The first stop I made when I arrived in Spokane in 2003 was to find a bar.
Not just any bar. I needed Jack & Dan’s on North Hamilton. And it wasn’t to get a drink. I needed Jack Stockton.
John Stockton’s father passed away last month at 89. I didn’t know him well when I arrived, but by the time I left, a few days later, I felt differently.
Jack was a decades-long bartender and everyone’s friend.
I was on assignment to detail John’s story. Specifically, my editor told me to write “the end-all” on Stockton. I caught a plane to Spokane and set about interviewing his friends, former teammates, teachers, etc. But Jack was the first and best source. John had already told me he wasn’t interested in sitting down for a profile piece. So I had to get my story elsewhere.
Jack didn’t have memorabilia of his son in the tavern, which made sense. It would have embarrassed John. If you go to Jack & Dan’s website, you won’t see John’s awards, but there is a picture of someone named Ed Eschenbacher being named Bartender of the Year.
The website does note that Sports Illustrated rates it the sixth-best sports bar in America.
All I know is it was the friendliest.
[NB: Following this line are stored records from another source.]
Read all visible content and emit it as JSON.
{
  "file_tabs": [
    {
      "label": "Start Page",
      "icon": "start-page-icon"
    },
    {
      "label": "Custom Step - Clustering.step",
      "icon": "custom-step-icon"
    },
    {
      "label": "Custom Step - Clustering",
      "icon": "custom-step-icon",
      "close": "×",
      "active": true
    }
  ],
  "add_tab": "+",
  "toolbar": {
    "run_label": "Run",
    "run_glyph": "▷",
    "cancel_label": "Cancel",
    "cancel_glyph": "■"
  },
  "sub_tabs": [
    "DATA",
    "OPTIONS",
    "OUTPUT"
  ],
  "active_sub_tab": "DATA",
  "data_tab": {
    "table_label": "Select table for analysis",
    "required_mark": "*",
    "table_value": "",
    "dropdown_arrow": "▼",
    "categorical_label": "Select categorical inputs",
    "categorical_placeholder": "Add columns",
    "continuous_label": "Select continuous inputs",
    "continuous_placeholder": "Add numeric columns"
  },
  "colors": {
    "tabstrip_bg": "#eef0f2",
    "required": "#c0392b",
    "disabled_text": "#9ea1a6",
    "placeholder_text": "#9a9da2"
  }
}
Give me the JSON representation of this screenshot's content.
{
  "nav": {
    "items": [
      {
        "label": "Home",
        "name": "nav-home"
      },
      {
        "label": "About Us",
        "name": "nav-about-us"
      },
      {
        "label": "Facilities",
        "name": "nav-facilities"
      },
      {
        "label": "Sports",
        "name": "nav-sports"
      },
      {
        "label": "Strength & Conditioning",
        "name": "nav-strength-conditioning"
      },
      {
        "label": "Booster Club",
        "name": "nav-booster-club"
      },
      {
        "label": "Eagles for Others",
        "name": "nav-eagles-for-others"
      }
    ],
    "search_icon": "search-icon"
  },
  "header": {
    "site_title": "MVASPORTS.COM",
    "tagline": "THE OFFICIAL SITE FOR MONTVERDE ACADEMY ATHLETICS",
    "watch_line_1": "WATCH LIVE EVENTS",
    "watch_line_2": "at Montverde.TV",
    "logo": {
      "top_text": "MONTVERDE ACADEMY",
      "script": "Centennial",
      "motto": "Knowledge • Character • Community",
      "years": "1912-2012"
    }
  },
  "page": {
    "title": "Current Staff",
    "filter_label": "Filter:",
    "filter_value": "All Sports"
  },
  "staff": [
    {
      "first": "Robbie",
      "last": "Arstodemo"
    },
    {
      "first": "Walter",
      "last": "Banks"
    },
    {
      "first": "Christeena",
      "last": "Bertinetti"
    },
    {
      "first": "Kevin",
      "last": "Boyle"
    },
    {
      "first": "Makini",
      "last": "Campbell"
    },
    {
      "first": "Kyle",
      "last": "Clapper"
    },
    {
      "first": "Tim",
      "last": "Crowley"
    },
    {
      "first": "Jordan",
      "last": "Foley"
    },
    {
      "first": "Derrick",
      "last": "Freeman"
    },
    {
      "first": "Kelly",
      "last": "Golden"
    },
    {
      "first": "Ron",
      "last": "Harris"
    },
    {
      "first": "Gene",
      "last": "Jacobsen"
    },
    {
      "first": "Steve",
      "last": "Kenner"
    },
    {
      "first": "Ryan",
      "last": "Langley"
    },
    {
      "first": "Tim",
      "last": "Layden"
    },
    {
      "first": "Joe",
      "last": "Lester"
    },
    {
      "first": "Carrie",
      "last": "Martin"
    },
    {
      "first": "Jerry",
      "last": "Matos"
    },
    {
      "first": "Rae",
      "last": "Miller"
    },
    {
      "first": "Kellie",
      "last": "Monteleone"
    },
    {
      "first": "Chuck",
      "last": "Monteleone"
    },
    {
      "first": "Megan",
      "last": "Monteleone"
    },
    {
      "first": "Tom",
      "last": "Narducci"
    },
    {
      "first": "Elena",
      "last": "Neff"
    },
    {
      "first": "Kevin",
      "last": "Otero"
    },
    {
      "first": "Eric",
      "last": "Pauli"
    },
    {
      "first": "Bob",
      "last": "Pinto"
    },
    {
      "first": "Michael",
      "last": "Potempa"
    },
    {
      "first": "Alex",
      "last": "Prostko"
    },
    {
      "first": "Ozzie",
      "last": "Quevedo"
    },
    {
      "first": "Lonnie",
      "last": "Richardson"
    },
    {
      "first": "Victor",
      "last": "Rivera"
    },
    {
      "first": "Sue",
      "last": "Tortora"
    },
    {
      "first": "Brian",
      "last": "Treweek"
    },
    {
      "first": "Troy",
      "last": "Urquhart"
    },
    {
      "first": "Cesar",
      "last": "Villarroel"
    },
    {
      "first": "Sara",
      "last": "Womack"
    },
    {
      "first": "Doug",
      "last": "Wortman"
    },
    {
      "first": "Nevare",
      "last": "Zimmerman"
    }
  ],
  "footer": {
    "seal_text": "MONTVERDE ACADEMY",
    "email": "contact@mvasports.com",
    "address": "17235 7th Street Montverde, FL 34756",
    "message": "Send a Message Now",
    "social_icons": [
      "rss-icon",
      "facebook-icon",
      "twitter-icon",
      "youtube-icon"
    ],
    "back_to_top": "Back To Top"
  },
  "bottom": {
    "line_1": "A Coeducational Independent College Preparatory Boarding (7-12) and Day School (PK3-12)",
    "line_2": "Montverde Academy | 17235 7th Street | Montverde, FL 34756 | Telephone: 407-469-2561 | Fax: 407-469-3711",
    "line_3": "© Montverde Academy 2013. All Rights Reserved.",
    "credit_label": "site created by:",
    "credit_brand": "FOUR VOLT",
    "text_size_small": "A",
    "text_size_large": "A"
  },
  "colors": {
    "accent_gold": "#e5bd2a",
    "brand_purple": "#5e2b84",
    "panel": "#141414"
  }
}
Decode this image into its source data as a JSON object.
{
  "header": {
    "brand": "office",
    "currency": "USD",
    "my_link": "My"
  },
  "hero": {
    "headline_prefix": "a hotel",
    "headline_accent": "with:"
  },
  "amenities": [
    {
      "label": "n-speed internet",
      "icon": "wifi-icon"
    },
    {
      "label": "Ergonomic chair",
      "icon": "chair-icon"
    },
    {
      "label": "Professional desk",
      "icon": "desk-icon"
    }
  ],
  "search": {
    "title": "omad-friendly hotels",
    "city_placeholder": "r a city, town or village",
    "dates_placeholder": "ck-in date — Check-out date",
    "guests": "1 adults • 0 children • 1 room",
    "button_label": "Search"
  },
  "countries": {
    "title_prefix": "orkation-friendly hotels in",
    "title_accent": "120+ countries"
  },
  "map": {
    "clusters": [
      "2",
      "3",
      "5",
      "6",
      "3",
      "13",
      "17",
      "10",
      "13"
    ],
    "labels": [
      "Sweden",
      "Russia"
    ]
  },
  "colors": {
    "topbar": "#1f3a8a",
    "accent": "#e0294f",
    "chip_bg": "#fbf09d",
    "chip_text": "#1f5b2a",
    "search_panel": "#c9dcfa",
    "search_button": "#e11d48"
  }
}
For the time I was in John’s hometown, Jack was my go-to guy. He was good on details, not so good on bragging. He put me in touch with others who knew John well. And he volunteered to drive me to all the places his son attended school. I had a rental car, but he insisted we go in his truck.
Jack was always gracious whenever he returned to Salt Lake thereafter, a man proud of his son, but too humble to boast. He raised a fine family in a regular house, in a regular neighborhood. He was secure in himself and his family, but not arrogant; proud but not prideful.
Jack Stockton would be the first to say he wasn’t important. But ask his son. John has said his father was his idol. "Always has been, always will be," John said upon his Hall of Fame induction.
In certain ways, from a distant vantage point, I could say the same.